Wednesday, October 19, 2011

A story of a boy from Ampara a reflection of the state of our ‘Rural Youth’ Part 4

a continuation from the previous blog entry

As if that was not enough, I think these growing boys need to eat more than three meals a day, constantly angling to eat. My problem was that I am not completely set up for a cooking experience! And still have to get the gas cooker oven serviced. As I eat seldom or eat out, it does not bother me, but buying three meals in Colombo 7 is not an easy task and inevitably the amount given to him for food, exceeded his monthly wage. I had budgeted on it being equal to his monthly wage but not a lot more! Over and above what was being consumed from the tea and biscuits type which are bought it separately and are not part of the budget.

I was always a little concerned about him walking the streets of Colombo 7 at night in order for him to pick up a dinner or go to a supermarket to pick up some milk. Gregory’s Road may be today arguably the best designed street anywhere. One side is for pedestrians as it is part of the Defense Secretary’s daily evening walk, and the other side is for parking vehicles cross ways in demarcated parking bays. There are about 20 uniformed policemen on duty 24 hours a day due to either the Embassies or the Ambassadors residences being on this road. In addition there are about 40 people who are 24 hour security personnel guarding the entrances of pricey homes or by-lanes. He could be liable to be picked if he was not dressed in suitable attire. His choice of attire is not to my liking so each time he went out, an alarm bell rang about his the likelihood of being stopped and questioned sans ID.

The final crunch came when he refused to go to the farm to help his nephew with washing the dogs. He was just being spoilt, never having to do anything in his life, part of Sri Lanka’s youngest son syndrome, where they are really good for nothing and can do nothing but yap and complain and talk back when corrected.

What sets him apart from the numerous people I see who are looking for jobs, with qualifications and degrees, who in their 30s are still looking for their first job is the confidence he has in dealing with people, and total lack of respect for anyone. When you get someone who has rarely been corrected in their lives, and possibly not been controlled by anyone even their school teachers, authority is something alien to them. I while realizing this, thought the army would have taught him some respect for the elders.

He realizing that he could not take any more correction, decided to go back home on his own wish, and fortunately did not drag his nephew along with him, who is on the farm exclusively taking care of my dogs, as I am not in a position at the moment to spend time with them except one day a week when I play with them.

Ironically there was no ill will between us. It was simply that he could not obey!

Concluded (I intend visiting him one day in his surroundings to get an idea of his environs)


Jack Point said...

I have a feeling it is the military that may have given him the arrogance when dealing with civilians.

In the Lanka of today the military can do no wrong, so this may be what you see.

Anonymous said...


I was afraid for your safety with this crazy character around.

Rajaratarala said...


If you think this guy is crazy then half the people I come across are crazy.

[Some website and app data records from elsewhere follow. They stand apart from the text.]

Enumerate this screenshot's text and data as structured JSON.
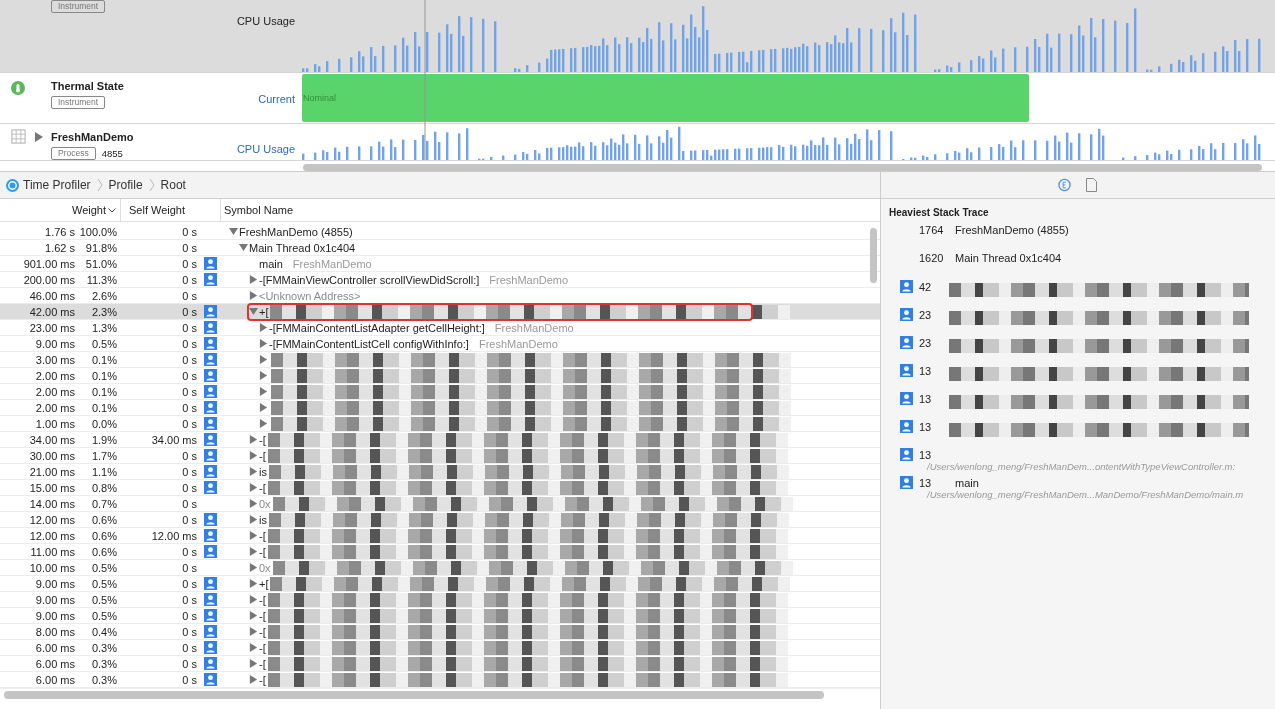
{
  "tracks": [
    {
      "kind": "cpu",
      "selected": true,
      "badge": "Instrument",
      "metric": "CPU Usage"
    },
    {
      "kind": "thermal",
      "selected": false,
      "title": "Thermal State",
      "badge": "Instrument",
      "metric": "Current",
      "state": "Nominal"
    },
    {
      "kind": "process",
      "selected": false,
      "title": "FreshManDemo",
      "badge": "Process",
      "pid": "4855",
      "metric": "CPU Usage"
    }
  ],
  "breadcrumb": [
    "Time Profiler",
    "Profile",
    "Root"
  ],
  "call_tree": {
    "columns": [
      "Weight",
      "Self Weight",
      "Symbol Name"
    ],
    "rows": [
      {
        "kind": "group",
        "expanded": true,
        "selected": false,
        "weight": "1.76 s",
        "percent": "100.0%",
        "self_weight": "0 s",
        "user_code": false,
        "redacted": false,
        "symbol": "FreshManDemo (4855)",
        "children": [
          {
            "kind": "group",
            "expanded": true,
            "selected": false,
            "weight": "1.62 s",
            "percent": "91.8%",
            "self_weight": "0 s",
            "user_code": false,
            "redacted": false,
            "symbol": "Main Thread  0x1c404",
            "children": [
              {
                "kind": "leaf",
                "selected": false,
                "weight": "901.00 ms",
                "percent": "51.0%",
                "self_weight": "0 s",
                "user_code": true,
                "redacted": false,
                "symbol": "main",
                "library": "FreshManDemo"
              },
              {
                "kind": "group",
                "expanded": false,
                "selected": false,
                "weight": "200.00 ms",
                "percent": "11.3%",
                "self_weight": "0 s",
                "user_code": true,
                "redacted": false,
                "symbol": "-[FMMainViewController scrollViewDidScroll:]",
                "library": "FreshManDemo"
              },
              {
                "kind": "group",
                "expanded": false,
                "selected": false,
                "weight": "46.00 ms",
                "percent": "2.6%",
                "self_weight": "0 s",
                "user_code": false,
                "redacted": false,
                "dimmed": true,
                "symbol": "<Unknown Address>"
              },
              {
                "kind": "group",
                "expanded": true,
                "selected": true,
                "weight": "42.00 ms",
                "percent": "2.3%",
                "self_weight": "0 s",
                "user_code": true,
                "redacted": true,
                "symbol": "+[",
                "children": [
                  {
                    "kind": "group",
                    "expanded": false,
                    "selected": false,
                    "weight": "23.00 ms",
                    "percent": "1.3%",
                    "self_weight": "0 s",
                    "user_code": true,
                    "redacted": false,
                    "symbol": "-[FMMainContentListAdapter getCellHeight:]",
                    "library": "FreshManDemo"
                  },
                  {
                    "kind": "group",
                    "expanded": false,
                    "selected": false,
                    "weight": "9.00 ms",
                    "percent": "0.5%",
                    "self_weight": "0 s",
                    "user_code": true,
                    "redacted": false,
                    "symbol": "-[FMMainContentListCell configWithInfo:]",
                    "library": "FreshManDemo"
                  },
                  {
                    "kind": "group",
                    "expanded": false,
                    "selected": false,
                    "weight": "3.00 ms",
                    "percent": "0.1%",
                    "self_weight": "0 s",
                    "user_code": true,
                    "redacted": true
                  },
                  {
                    "kind": "group",
                    "expanded": false,
                    "selected": false,
                    "weight": "2.00 ms",
                    "percent": "0.1%",
                    "self_weight": "0 s",
                    "user_code": true,
                    "redacted": true
                  },
                  {
                    "kind": "group",
                    "expanded": false,
                    "selected": false,
                    "weight": "2.00 ms",
                    "percent": "0.1%",
                    "self_weight": "0 s",
                    "user_code": true,
                    "redacted": true
                  },
                  {
                    "kind": "group",
                    "expanded": false,
                    "selected": false,
                    "weight": "2.00 ms",
                    "percent": "0.1%",
                    "self_weight": "0 s",
                    "user_code": true,
                    "redacted": true
                  },
                  {
                    "kind": "group",
                    "expanded": false,
                    "selected": false,
                    "weight": "1.00 ms",
                    "percent": "0.0%",
                    "self_weight": "0 s",
                    "user_code": true,
                    "redacted": true
                  }
                ]
              },
              {
                "kind": "group",
                "expanded": false,
                "selected": false,
                "weight": "34.00 ms",
                "percent": "1.9%",
                "self_weight": "34.00 ms",
                "user_code": true,
                "redacted": true,
                "symbol": "-["
              },
              {
                "kind": "group",
                "expanded": false,
                "selected": false,
                "weight": "30.00 ms",
                "percent": "1.7%",
                "self_weight": "0 s",
                "user_code": true,
                "redacted": true,
                "symbol": "-["
              },
              {
                "kind": "group",
                "expanded": false,
                "selected": false,
                "weight": "21.00 ms",
                "percent": "1.1%",
                "self_weight": "0 s",
                "user_code": true,
                "redacted": true,
                "symbol": "is"
              },
              {
                "kind": "group",
                "expanded": false,
                "selected": false,
                "weight": "15.00 ms",
                "percent": "0.8%",
                "self_weight": "0 s",
                "user_code": true,
                "redacted": true,
                "symbol": "-["
              },
              {
                "kind": "group",
                "expanded": false,
                "selected": false,
                "weight": "14.00 ms",
                "percent": "0.7%",
                "self_weight": "0 s",
                "user_code": false,
                "redacted": true,
                "dimmed": true,
                "symbol": "0x"
              },
              {
                "kind": "group",
                "expanded": false,
                "selected": false,
                "weight": "12.00 ms",
                "percent": "0.6%",
                "self_weight": "0 s",
                "user_code": true,
                "redacted": true,
                "symbol": "is"
              },
              {
                "kind": "group",
                "expanded": false,
                "selected": false,
                "weight": "12.00 ms",
                "percent": "0.6%",
                "self_weight": "12.00 ms",
                "user_code": true,
                "redacted": true,
                "symbol": "-["
              },
              {
                "kind": "group",
                "expanded": false,
                "selected": false,
                "weight": "11.00 ms",
                "percent": "0.6%",
                "self_weight": "0 s",
                "user_code": true,
                "redacted": true,
                "symbol": "-["
              },
              {
                "kind": "group",
                "expanded": false,
                "selected": false,
                "weight": "10.00 ms",
                "percent": "0.5%",
                "self_weight": "0 s",
                "user_code": false,
                "redacted": true,
                "dimmed": true,
                "symbol": "0x"
              },
              {
                "kind": "group",
                "expanded": false,
                "selected": false,
                "weight": "9.00 ms",
                "percent": "0.5%",
                "self_weight": "0 s",
                "user_code": true,
                "redacted": true,
                "symbol": "+["
              },
              {
                "kind": "group",
                "expanded": false,
                "selected": false,
                "weight": "9.00 ms",
                "percent": "0.5%",
                "self_weight": "0 s",
                "user_code": true,
                "redacted": true,
                "symbol": "-["
              },
              {
                "kind": "group",
                "expanded": false,
                "selected": false,
                "weight": "9.00 ms",
                "percent": "0.5%",
                "self_weight": "0 s",
                "user_code": true,
                "redacted": true,
                "symbol": "-["
              },
              {
                "kind": "group",
                "expanded": false,
                "selected": false,
                "weight": "8.00 ms",
                "percent": "0.4%",
                "self_weight": "0 s",
                "user_code": true,
                "redacted": true,
                "symbol": "-["
              },
              {
                "kind": "group",
                "expanded": false,
                "selected": false,
                "weight": "6.00 ms",
                "percent": "0.3%",
                "self_weight": "0 s",
                "user_code": true,
                "redacted": true,
                "symbol": "-["
              },
              {
                "kind": "group",
                "expanded": false,
                "selected": false,
                "weight": "6.00 ms",
                "percent": "0.3%",
                "self_weight": "0 s",
                "user_code": true,
                "redacted": true,
                "symbol": "-["
              },
              {
                "kind": "group",
                "expanded": false,
                "selected": false,
                "weight": "6.00 ms",
                "percent": "0.3%",
                "self_weight": "0 s",
                "user_code": true,
                "redacted": true,
                "symbol": "-["
              }
            ]
          }
        ]
      }
    ]
  },
  "stack_trace": {
    "title": "Heaviest Stack Trace",
    "frames": [
      {
        "count": "1764",
        "symbol": "FreshManDemo (4855)",
        "user_code": false,
        "redacted": false
      },
      {
        "count": "1620",
        "symbol": "Main Thread  0x1c404",
        "user_code": false,
        "redacted": false
      },
      {
        "count": "42",
        "user_code": true,
        "redacted": true
      },
      {
        "count": "23",
        "user_code": true,
        "redacted": true
      },
      {
        "count": "23",
        "user_code": true,
        "redacted": true
      },
      {
        "count": "13",
        "user_code": true,
        "redacted": true
      },
      {
        "count": "13",
        "user_code": true,
        "redacted": true
      },
      {
        "count": "13",
        "user_code": true,
        "redacted": true
      },
      {
        "count": "13",
        "user_code": true,
        "redacted": true,
        "path": "/Users/wenlong_meng/FreshManDem...ontentWithTypeViewController.m:"
      },
      {
        "count": "13",
        "symbol": "main",
        "user_code": true,
        "redacted": false,
        "path": "/Users/wenlong_meng/FreshManDem...ManDemo/FreshManDemo/main.m"
      }
    ]
  }
}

He was harmless compared to the really scary characters I have had to deal with in Raja Ela. Maybe I have been de sensitized!


You have a point, (no pun intended)but I don't think he was in the army long enough for that. I am convinced it is the home environment as I had already noted, as I find many with similar ideas, with no connection to the forces. For some reason today's youth are brought up with few rules and responsibilities.